Social media platforms have allowed the world—including children and adolescents—to witness the death of George Floyd, a Black man, at the hands of the Minneapolis Police Department while desperately pleading for his life. Subsequently, the twin cities of Minneapolis and St. Paul along with municipalities across the nation have erupted in protest, and in some cases, violence. These responses reflect deep rooted and long-standing anger and fear that need to be acknowledged and dealt with. What, if anything, should the National Academy of Education (NAEd) have to say about what we are witnessing in our country? Addressing these powerful emotions in addition to promoting civic engagement, civic reasoning, and discourse are vital to the health of our democracy.
Over a year ago, the NAEd initiated a project on “Civic Reasoning and Discourse” in an effort to improve students’ learning in these areas by ensuring that the pedagogy, curriculum, and learning environments that students experience are informed by the best available evidence. The project’s chair, Carol Lee, further emphasized the “role of interdisciplinary knowledge building to prepare future citizens to wrestle with tensions as they present themselves both in our history, democracy, and contemporary political debates.” Pedagogically, this involves improving students’ capacity to “talk across political and ideological differences…by teaching [them] to weigh evidence, consider competing views, form an opinion, articulate that opinion, and respond to those who disagree” (Hess and McAvoy, 2015, p. 5). It also entails inspiring young people to participate in civic life—encouraging them to ask difficult questions about their country’s challenges and supporting them as they develop creative and innovative civic solutions toward a better future (Mirra & Garcia, 2017). In the context of current conditions in the United States, these concerns are not merely academic.

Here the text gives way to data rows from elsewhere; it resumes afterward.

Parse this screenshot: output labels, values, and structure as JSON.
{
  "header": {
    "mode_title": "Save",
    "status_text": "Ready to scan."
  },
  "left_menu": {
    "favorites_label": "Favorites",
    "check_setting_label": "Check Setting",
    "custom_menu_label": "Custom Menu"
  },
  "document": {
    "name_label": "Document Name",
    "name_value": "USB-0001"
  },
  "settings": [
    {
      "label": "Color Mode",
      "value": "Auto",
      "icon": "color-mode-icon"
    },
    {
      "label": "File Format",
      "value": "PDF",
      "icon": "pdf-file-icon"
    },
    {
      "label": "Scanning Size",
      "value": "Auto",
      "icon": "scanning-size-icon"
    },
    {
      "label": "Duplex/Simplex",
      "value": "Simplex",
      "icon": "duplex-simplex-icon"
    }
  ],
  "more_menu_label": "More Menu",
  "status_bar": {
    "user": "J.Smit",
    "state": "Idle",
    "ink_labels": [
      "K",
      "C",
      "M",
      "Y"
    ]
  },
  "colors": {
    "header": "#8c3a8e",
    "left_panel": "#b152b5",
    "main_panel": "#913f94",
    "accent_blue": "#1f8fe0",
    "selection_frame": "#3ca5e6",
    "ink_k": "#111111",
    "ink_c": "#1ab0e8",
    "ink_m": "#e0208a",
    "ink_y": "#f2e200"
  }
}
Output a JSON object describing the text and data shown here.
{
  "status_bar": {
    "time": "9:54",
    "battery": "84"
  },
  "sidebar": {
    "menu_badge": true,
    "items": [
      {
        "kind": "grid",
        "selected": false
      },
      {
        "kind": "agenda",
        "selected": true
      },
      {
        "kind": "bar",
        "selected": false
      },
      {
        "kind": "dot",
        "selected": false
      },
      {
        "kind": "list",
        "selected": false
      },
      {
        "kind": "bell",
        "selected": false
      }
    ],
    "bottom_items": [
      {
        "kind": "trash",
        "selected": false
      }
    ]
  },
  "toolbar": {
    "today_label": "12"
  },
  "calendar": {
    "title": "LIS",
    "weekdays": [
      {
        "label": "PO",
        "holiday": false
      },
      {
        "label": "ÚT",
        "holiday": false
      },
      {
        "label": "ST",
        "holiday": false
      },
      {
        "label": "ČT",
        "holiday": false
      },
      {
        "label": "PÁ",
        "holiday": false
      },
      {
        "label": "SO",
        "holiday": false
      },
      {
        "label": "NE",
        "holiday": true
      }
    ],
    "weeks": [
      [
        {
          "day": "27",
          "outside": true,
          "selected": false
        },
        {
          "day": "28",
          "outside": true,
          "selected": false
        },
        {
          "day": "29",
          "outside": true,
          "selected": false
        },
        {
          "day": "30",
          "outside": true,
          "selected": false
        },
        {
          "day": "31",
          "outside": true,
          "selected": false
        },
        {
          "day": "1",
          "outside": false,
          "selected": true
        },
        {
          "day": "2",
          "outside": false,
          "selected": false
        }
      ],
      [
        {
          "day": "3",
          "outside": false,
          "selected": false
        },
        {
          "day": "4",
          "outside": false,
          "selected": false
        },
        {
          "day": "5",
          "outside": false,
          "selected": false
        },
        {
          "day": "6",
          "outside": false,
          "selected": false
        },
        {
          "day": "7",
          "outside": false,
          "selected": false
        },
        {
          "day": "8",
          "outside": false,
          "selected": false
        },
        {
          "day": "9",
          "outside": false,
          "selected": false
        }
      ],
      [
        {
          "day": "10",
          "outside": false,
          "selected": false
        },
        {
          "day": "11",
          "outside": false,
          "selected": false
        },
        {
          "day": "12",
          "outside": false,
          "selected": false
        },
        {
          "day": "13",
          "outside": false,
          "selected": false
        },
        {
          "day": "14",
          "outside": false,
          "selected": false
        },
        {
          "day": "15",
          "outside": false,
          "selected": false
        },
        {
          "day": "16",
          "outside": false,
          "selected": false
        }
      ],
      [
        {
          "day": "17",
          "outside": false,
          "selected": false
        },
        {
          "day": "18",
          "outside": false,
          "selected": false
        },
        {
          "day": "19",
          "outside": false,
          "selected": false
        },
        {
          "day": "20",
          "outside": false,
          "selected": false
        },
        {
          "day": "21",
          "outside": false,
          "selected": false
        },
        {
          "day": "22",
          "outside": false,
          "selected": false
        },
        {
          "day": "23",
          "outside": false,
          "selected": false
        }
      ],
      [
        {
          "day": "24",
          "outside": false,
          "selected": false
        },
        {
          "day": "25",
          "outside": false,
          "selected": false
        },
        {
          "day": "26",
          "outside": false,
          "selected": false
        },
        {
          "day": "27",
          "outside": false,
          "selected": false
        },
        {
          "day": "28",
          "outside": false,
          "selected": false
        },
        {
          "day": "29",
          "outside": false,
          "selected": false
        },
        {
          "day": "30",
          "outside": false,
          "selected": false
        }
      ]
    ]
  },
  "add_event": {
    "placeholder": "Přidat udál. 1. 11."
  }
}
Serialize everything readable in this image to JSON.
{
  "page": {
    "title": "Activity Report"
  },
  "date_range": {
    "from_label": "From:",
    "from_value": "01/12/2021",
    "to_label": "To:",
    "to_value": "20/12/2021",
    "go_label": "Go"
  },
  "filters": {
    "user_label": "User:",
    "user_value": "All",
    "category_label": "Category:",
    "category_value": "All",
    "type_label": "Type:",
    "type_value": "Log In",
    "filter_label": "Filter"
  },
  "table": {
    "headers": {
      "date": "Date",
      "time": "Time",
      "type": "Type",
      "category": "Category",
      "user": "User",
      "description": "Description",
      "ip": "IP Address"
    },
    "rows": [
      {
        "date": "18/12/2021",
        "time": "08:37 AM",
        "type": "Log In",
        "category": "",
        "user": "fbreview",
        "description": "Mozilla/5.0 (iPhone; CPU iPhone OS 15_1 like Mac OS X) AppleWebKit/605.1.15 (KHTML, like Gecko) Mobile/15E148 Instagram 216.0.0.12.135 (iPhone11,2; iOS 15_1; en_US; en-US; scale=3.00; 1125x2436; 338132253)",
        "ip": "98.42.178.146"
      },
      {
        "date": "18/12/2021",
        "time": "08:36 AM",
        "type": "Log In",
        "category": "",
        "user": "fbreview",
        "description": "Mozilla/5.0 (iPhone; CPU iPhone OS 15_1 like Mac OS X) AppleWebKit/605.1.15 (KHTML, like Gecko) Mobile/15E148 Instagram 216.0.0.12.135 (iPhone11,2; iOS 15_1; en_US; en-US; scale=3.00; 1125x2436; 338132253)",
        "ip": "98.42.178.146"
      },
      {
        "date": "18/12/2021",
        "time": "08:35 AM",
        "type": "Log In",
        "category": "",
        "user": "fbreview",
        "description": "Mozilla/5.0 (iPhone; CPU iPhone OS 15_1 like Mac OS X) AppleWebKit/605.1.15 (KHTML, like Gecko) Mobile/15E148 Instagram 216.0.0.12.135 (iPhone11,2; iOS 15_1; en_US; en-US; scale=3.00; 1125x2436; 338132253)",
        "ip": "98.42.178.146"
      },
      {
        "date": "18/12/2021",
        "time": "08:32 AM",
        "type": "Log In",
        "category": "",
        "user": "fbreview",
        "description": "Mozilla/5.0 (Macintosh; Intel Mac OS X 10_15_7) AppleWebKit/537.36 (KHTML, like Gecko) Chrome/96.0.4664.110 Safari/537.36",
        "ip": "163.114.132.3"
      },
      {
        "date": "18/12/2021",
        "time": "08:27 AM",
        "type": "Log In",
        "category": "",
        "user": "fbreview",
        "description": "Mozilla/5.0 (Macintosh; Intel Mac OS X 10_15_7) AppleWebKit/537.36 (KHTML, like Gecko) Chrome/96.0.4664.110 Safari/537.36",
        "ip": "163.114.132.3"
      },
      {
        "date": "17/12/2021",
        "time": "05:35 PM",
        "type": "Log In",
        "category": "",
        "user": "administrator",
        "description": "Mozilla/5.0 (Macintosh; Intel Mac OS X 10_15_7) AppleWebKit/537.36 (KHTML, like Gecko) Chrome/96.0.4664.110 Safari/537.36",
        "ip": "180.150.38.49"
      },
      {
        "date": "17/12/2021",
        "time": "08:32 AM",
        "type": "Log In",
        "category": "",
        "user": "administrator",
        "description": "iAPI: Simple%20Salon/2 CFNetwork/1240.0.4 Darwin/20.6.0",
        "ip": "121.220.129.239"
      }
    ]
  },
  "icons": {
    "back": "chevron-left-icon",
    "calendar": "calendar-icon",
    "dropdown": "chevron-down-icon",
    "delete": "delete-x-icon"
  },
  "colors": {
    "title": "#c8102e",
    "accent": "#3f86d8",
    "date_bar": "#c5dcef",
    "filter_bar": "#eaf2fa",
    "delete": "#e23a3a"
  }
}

Civic engagement, civic reasoning, and discourse are vital to the health of our democracy. However, according to the National Assessment of Educational Progress (NAEP), only 24 percent of the nation’s 8th and 12th grade students score proficient on tests of civic knowledge (https://www.nationsreportcard.gov). Also, the Youth Participatory Survey of young people between ages 15 and 27 found that young people were more likely to evaluate political content in arguments as accurate based on their own prior views (Kahne & Bowyer, 2017). In addition, research on the amount of time students spend learning civics and the process of engagement and civil discourse show dramatic declines over the last 30 years, at the same time that the evidence reveals the critical role curriculum plays in preparing students to participate in a multiracial, multiethnic, and multicultural society (Levinson, 2012; Rebell, 2018). Increased attention to the cultivation of civic knowledge, skills, and dispositions is essential to civic engagement, civic reasoning, and discourse, as well as learning the perspectives of our neighbors.
The public outbursts attached to Mr. Floyd’s death are not limited to his case. Over the past few weeks we also witnessed or learned of the deaths of Ahmaud Arbery in Georgia and Breonna Taylor in Louisville, who like Mr. Floyd, are also African American. As members of an education research honorific society, we recognize that events like these have a direct impact on our entire society. The thoughtful scholarship of several members of our Academy, which has informed Supreme Court decisions on issues of affirmative action and the responsibility of public schools to provide civic education, tells us that how children, youth, and adults come to understand and engage in civic reasoning and civic discourse about events that reflect racism, discrimination, and bigotry is fundamental to the preservation of our democracy.
The National Academy of Education, in solidarity with local, national, and global communities, expresses its condolences to the families of George Floyd, Breonna Taylor, and Ahmaud Arbery and pledges itself to continued scholarly inquiry that may lead to deeper knowledge and understanding of human socialization toward civic debate to strengthen the bonds of democracy in a dynamic, diverse, and multicultural society.
Hess, D.E, & McAvoy, P. (2015). The political classroom: Evidence and ethics in democratic education. New York, NY: Routledge.
Kahne, J., & Bowyer, B. (2017). Educating for democracy in a partisan age: Confronting the challenges of motivated reasoning and misinformation. American Educational Research Journal, 54(1), 3-34.
Levinson, M. (2012). No Citizen Left Behind. Cambridge, MA: Harvard University Press.
Mirra, N. & Garcia, A. (2017). Civic participation re-imagined: Youth interrogation and innovation in the multimodal public sphere. Review of Research in Education, 41, 136-158.
Rebell, M. (2018). Flunking Democracy: Schools, Courts, and Civic Participation. Chicago, IL: University of Chicago Press.